*** Records for the task ***

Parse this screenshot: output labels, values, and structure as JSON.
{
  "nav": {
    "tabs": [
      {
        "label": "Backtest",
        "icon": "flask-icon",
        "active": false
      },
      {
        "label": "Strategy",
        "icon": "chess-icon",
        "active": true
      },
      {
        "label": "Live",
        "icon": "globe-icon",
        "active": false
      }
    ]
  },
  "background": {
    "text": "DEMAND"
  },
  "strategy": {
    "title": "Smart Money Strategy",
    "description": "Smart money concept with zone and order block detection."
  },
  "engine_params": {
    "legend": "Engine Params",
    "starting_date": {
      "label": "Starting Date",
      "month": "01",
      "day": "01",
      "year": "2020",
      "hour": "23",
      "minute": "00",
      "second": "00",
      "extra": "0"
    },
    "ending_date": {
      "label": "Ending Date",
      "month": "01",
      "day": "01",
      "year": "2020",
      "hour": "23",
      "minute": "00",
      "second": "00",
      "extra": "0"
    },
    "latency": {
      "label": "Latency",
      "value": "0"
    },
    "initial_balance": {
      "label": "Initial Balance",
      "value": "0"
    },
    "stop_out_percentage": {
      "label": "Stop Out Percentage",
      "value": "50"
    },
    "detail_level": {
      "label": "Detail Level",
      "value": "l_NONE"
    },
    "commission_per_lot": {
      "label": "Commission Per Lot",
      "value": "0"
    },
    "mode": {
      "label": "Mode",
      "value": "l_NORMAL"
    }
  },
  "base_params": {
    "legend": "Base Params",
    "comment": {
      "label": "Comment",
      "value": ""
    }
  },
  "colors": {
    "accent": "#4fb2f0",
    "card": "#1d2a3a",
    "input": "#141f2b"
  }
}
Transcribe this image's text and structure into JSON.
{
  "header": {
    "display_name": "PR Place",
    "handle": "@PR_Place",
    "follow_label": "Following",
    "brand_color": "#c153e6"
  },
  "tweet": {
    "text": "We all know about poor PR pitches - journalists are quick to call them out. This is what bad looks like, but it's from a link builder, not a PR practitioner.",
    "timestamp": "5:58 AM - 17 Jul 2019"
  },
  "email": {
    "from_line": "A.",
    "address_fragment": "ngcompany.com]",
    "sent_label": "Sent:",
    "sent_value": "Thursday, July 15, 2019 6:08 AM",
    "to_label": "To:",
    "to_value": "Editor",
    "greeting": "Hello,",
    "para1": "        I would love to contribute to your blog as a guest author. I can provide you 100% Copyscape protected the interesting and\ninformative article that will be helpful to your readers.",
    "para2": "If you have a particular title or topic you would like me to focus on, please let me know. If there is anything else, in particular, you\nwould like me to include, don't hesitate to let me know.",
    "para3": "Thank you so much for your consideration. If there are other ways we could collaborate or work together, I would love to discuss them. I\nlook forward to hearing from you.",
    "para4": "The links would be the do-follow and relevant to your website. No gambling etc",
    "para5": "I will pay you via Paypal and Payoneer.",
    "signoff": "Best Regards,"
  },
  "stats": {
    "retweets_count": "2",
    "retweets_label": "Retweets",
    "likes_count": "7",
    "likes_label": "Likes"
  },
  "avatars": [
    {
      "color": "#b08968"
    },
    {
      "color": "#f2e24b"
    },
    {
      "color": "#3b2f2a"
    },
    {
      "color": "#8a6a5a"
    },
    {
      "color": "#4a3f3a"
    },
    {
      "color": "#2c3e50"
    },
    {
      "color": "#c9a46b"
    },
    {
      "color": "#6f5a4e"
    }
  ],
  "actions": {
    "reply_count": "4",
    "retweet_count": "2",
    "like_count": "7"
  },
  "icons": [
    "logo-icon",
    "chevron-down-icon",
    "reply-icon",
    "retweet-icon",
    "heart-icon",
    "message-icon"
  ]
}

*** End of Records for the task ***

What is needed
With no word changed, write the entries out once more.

Answer section
Parse this screenshot: output labels, values, and structure as JSON.
{
  "nav": {
    "tabs": [
      {
        "label": "Backtest",
        "icon": "flask-icon",
        "active": false
      },
      {
        "label": "Strategy",
        "icon": "chess-icon",
        "active": true
      },
      {
        "label": "Live",
        "icon": "globe-icon",
        "active": false
      }
    ]
  },
  "background": {
    "text": "DEMAND"
  },
  "strategy": {
    "title": "Smart Money Strategy",
    "description": "Smart money concept with zone and order block detection."
  },
  "engine_params": {
    "legend": "Engine Params",
    "starting_date": {
      "label": "Starting Date",
      "month": "01",
      "day": "01",
      "year": "2020",
      "hour": "23",
      "minute": "00",
      "second": "00",
      "extra": "0"
    },
    "ending_date": {
      "label": "Ending Date",
      "month": "01",
      "day": "01",
      "year": "2020",
      "hour": "23",
      "minute": "00",
      "second": "00",
      "extra": "0"
    },
    "latency": {
      "label": "Latency",
      "value": "0"
    },
    "initial_balance": {
      "label": "Initial Balance",
      "value": "0"
    },
    "stop_out_percentage": {
      "label": "Stop Out Percentage",
      "value": "50"
    },
    "detail_level": {
      "label": "Detail Level",
      "value": "l_NONE"
    },
    "commission_per_lot": {
      "label": "Commission Per Lot",
      "value": "0"
    },
    "mode": {
      "label": "Mode",
      "value": "l_NORMAL"
    }
  },
  "base_params": {
    "legend": "Base Params",
    "comment": {
      "label": "Comment",
      "value": ""
    }
  },
  "colors": {
    "accent": "#4fb2f0",
    "card": "#1d2a3a",
    "input": "#141f2b"
  }
}
Transcribe this image's text and structure into JSON.
{
  "header": {
    "display_name": "PR Place",
    "handle": "@PR_Place",
    "follow_label": "Following",
    "brand_color": "#c153e6"
  },
  "tweet": {
    "text": "We all know about poor PR pitches - journalists are quick to call them out. This is what bad looks like, but it's from a link builder, not a PR practitioner.",
    "timestamp": "5:58 AM - 17 Jul 2019"
  },
  "email": {
    "from_line": "A.",
    "address_fragment": "ngcompany.com]",
    "sent_label": "Sent:",
    "sent_value": "Thursday, July 15, 2019 6:08 AM",
    "to_label": "To:",
    "to_value": "Editor",
    "greeting": "Hello,",
    "para1": "        I would love to contribute to your blog as a guest author. I can provide you 100% Copyscape protected the interesting and\ninformative article that will be helpful to your readers.",
    "para2": "If you have a particular title or topic you would like me to focus on, please let me know. If there is anything else, in particular, you\nwould like me to include, don't hesitate to let me know.",
    "para3": "Thank you so much for your consideration. If there are other ways we could collaborate or work together, I would love to discuss them. I\nlook forward to hearing from you.",
    "para4": "The links would be the do-follow and relevant to your website. No gambling etc",
    "para5": "I will pay you via Paypal and Payoneer.",
    "signoff": "Best Regards,"
  },
  "stats": {
    "retweets_count": "2",
    "retweets_label": "Retweets",
    "likes_count": "7",
    "likes_label": "Likes"
  },
  "avatars": [
    {
      "color": "#b08968"
    },
    {
      "color": "#f2e24b"
    },
    {
      "color": "#3b2f2a"
    },
    {
      "color": "#8a6a5a"
    },
    {
      "color": "#4a3f3a"
    },
    {
      "color": "#2c3e50"
    },
    {
      "color": "#c9a46b"
    },
    {
      "color": "#6f5a4e"
    }
  ],
  "actions": {
    "reply_count": "4",
    "retweet_count": "2",
    "like_count": "7"
  },
  "icons": [
    "logo-icon",
    "chevron-down-icon",
    "reply-icon",
    "retweet-icon",
    "heart-icon",
    "message-icon"
  ]
}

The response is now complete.